Covid-19: Confidentiality agreements allow antibody test manufacturers to withhold evaluation resultsBMJ 2020; 369 doi: https://doi.org/10.1136/bmj.m1816 (Published 04 May 2020) Cite this as: BMJ 2020;369:m1816
Commercial agreements between the UK government and manufacturers of covid-19 antibody tests are allowing the latter to control whether evaluation results of their products are made publicly available.
This matter came to light when a pre-print paper1 assessing nine different antibody tests for covid-19 was published with the names of the tests anonymised. The paper reported that none of the devices were adequate, with sensitivity ranging from 55 to 70% and specificity from 95 to 100%. This was against the Medicines and Healthcare Products Regulatory Agency’s 98% specificity target, which is high because of the risk false positive results could pose if these tests were used to ease lockdown.
The study, conducted by the National Covid Testing Scientific Advisory Panel, said, “Individual manufacturers did not approve release of device level data, so device names are anonymised.”

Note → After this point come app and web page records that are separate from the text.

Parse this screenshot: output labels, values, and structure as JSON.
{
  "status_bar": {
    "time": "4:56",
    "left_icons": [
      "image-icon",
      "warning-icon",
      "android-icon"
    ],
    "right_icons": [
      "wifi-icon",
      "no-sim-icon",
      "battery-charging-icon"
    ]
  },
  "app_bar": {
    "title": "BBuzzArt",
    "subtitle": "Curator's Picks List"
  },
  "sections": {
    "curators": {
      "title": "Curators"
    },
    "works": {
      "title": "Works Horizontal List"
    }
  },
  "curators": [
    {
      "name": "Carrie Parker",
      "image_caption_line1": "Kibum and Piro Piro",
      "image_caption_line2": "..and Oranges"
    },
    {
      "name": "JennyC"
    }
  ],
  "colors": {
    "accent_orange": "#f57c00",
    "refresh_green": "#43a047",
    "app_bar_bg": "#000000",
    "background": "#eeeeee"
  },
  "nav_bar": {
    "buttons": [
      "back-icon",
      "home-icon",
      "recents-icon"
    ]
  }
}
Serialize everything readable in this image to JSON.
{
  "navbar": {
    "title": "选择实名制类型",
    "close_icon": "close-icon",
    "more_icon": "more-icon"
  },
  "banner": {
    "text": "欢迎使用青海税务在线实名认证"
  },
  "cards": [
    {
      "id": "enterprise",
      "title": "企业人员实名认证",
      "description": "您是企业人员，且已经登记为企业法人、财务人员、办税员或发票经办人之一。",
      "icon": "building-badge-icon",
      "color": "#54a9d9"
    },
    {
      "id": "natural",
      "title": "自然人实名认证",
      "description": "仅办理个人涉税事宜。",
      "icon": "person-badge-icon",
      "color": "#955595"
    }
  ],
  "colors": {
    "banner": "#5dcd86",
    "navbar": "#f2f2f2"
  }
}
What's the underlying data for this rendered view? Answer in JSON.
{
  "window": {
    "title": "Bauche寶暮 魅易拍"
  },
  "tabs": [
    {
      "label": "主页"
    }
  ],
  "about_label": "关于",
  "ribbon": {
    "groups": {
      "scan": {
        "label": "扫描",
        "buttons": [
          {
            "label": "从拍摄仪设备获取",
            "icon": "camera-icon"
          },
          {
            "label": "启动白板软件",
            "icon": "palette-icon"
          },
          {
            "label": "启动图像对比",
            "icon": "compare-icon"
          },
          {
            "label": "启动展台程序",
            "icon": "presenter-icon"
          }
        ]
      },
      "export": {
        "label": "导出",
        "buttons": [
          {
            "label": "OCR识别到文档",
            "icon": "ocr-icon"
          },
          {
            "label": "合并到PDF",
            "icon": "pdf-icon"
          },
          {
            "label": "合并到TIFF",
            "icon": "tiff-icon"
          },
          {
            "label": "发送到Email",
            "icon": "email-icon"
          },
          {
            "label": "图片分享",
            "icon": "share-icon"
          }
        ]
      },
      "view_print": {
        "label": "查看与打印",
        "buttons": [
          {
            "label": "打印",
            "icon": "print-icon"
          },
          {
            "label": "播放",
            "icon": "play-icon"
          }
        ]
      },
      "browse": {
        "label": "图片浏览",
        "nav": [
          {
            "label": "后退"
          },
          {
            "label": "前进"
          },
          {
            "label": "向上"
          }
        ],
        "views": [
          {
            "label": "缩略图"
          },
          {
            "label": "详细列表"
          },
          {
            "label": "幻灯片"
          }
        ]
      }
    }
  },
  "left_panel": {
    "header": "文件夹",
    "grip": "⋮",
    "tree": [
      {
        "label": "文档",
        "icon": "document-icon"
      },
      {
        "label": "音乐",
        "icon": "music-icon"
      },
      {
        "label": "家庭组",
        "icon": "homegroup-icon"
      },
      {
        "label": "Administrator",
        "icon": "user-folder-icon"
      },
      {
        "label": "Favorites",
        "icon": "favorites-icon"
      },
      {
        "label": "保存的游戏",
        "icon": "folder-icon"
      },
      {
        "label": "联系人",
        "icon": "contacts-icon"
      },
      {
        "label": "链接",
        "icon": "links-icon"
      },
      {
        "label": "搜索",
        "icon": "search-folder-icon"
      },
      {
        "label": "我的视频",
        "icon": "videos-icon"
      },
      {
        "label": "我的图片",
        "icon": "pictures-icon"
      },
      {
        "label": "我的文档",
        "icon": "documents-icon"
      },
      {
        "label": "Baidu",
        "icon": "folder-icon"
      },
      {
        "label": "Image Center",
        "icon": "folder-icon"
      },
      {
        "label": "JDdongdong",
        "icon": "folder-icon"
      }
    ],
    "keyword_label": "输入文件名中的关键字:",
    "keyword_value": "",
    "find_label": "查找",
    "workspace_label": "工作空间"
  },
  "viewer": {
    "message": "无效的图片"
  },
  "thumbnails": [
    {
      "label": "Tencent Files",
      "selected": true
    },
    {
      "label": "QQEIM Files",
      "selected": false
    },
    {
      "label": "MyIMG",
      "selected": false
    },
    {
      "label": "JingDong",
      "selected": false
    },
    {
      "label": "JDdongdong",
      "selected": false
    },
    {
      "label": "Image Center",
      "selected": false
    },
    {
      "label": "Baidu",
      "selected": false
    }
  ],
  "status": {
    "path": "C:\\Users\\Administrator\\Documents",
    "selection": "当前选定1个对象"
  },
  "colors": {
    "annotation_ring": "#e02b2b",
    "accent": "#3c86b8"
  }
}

This has raised serious concerns over how much power the manufacturing companies—who have a financial interest in their product selling well—should have in determining what information is or is not made public.
Speaking on the BMJ Talk Evidence podcast, Jon Deeks, professor of biostatistics at the University of Birmingham, said, “That seems close to immorally wrong—that the world now cannot tell what tests there were in that study. It was a well done study, it was paid for with taxpayers money, but the only people who know what tests were in that study are the people in the UK government and probably the researchers, and they are bound by confidentiality not to let the rest of the world know what tests were actually evaluated.”
He added, “Frankly, I can’t believe that we would think this is a reasonable way to behave—to let the test companies make the decision about whether information is published or not. We all know about publication bias, conflicts of interest. The biomarker companies are the only ones making money in this pandemic, and there is a lot of money to be made. We should not put them in a position where they are in charge of letting us know or not know the results of our studies. It should all be out there for us to understand.”
Deeks said that the regulatory processes for tests needs to be improved.
“The regulators now need to take a long look—often in the history of medicine when things have gone wrong we reflect on our regulation and see it’s lacking. I’m sure that we are at that point now with biomarker tests,” he said.
A spokesperson from the Department of Health and Social Care’s Office for Life Sciences confirmed to The BMJ that the names of the tests were withheld because of “commercial confidentiality.”
They said, “You will appreciate that we can’t share the details of all partners and providers of testing materials, as these are subject to commercially sensitive agreements, and in many cases subject to commercial confidentiality.”